» **Problem**
If a line in the records below contains the word "screenshot", copy it.

(Website and app data records)
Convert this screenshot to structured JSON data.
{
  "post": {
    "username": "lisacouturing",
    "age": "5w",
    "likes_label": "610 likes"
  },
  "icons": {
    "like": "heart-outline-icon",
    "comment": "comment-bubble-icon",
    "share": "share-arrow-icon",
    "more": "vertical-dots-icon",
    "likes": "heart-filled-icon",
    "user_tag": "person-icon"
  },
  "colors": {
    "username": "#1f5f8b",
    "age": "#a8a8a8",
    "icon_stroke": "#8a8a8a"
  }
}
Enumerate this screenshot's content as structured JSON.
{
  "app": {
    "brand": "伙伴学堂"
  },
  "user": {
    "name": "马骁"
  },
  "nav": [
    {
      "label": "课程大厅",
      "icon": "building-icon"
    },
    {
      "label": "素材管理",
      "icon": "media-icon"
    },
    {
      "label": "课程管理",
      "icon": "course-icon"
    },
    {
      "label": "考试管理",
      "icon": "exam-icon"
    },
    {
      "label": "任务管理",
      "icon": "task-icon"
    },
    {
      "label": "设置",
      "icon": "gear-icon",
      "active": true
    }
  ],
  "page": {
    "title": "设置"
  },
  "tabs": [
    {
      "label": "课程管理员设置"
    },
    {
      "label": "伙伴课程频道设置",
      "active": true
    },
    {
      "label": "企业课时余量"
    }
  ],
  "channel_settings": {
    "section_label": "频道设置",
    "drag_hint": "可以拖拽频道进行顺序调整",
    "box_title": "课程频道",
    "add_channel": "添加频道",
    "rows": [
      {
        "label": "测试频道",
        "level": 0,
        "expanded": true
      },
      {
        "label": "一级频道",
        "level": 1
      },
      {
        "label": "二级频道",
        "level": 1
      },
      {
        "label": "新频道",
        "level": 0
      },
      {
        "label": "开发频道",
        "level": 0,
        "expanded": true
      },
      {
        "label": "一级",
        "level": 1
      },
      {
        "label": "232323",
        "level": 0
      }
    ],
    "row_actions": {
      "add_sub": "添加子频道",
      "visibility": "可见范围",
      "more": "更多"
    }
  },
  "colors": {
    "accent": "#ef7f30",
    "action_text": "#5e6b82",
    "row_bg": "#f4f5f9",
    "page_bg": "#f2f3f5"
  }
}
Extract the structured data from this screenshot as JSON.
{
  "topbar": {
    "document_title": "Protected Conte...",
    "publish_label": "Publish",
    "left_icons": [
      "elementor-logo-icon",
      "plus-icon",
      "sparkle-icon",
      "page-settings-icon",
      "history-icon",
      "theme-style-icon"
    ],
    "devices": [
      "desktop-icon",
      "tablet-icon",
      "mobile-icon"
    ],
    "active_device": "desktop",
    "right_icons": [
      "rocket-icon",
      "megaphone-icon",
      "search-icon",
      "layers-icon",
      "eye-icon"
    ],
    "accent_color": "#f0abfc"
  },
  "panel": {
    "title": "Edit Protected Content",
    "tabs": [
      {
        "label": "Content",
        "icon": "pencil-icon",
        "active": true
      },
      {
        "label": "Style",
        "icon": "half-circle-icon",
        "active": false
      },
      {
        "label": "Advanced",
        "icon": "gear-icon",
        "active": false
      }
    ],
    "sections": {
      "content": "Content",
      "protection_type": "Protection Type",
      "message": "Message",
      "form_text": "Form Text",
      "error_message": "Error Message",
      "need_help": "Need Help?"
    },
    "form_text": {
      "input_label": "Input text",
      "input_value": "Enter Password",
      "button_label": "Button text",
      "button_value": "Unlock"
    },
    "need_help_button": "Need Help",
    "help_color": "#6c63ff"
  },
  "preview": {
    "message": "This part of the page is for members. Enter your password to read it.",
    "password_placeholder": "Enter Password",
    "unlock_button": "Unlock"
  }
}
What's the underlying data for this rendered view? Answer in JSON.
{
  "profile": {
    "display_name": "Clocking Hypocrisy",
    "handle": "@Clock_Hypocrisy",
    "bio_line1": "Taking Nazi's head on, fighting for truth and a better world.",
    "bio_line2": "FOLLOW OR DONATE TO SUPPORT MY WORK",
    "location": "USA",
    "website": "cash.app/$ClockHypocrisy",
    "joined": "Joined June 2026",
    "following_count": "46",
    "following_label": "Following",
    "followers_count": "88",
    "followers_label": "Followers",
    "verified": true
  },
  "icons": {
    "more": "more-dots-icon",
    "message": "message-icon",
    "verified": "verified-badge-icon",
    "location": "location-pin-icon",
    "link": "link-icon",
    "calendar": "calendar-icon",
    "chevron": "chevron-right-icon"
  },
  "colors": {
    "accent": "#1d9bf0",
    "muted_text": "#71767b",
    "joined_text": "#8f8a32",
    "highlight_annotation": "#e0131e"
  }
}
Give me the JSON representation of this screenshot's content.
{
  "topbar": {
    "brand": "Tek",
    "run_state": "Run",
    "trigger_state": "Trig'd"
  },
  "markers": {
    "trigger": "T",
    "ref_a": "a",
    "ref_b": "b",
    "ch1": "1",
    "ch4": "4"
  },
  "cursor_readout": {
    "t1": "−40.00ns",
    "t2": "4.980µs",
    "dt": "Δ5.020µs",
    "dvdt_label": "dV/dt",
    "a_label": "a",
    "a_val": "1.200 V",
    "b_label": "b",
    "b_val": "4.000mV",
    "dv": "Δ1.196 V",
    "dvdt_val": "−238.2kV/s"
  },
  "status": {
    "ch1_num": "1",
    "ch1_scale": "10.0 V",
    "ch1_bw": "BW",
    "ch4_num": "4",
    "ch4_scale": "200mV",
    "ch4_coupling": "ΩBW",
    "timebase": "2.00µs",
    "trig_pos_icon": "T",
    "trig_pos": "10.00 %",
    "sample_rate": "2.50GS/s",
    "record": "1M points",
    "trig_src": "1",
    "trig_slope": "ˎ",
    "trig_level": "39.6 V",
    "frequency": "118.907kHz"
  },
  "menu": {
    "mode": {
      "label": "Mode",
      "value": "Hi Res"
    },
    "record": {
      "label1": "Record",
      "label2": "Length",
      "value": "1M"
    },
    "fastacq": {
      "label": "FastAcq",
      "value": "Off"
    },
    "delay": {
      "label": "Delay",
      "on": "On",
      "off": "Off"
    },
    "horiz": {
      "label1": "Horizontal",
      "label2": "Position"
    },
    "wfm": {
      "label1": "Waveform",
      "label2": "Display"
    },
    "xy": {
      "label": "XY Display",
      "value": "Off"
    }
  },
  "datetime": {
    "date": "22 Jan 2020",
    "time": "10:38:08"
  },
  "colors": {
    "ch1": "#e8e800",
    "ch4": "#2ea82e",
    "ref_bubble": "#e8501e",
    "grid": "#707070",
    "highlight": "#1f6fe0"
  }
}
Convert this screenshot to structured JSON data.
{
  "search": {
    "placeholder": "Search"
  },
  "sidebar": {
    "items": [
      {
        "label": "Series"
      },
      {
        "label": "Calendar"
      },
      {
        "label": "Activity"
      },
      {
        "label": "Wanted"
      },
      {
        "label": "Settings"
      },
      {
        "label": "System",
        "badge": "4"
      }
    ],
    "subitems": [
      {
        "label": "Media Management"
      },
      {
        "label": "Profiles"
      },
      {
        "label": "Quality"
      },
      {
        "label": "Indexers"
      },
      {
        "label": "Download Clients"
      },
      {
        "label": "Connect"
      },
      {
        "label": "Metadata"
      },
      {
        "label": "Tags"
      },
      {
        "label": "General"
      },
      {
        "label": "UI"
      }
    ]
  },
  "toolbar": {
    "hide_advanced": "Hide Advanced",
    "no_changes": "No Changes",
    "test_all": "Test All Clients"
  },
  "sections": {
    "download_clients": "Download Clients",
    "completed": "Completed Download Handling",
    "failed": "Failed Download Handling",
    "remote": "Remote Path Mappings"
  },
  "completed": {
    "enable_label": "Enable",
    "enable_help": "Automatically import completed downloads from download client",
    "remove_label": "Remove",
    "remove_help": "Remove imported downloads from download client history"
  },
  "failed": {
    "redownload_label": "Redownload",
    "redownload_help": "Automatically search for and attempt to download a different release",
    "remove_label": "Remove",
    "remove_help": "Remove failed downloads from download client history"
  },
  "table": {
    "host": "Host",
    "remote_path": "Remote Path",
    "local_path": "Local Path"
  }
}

» **Reply**
Convert this screenshot to structured JSON data.
Enumerate this screenshot's content as structured JSON.
Extract the structured data from this screenshot as JSON.
Give me the JSON representation of this screenshot's content.
Convert this screenshot to structured JSON data.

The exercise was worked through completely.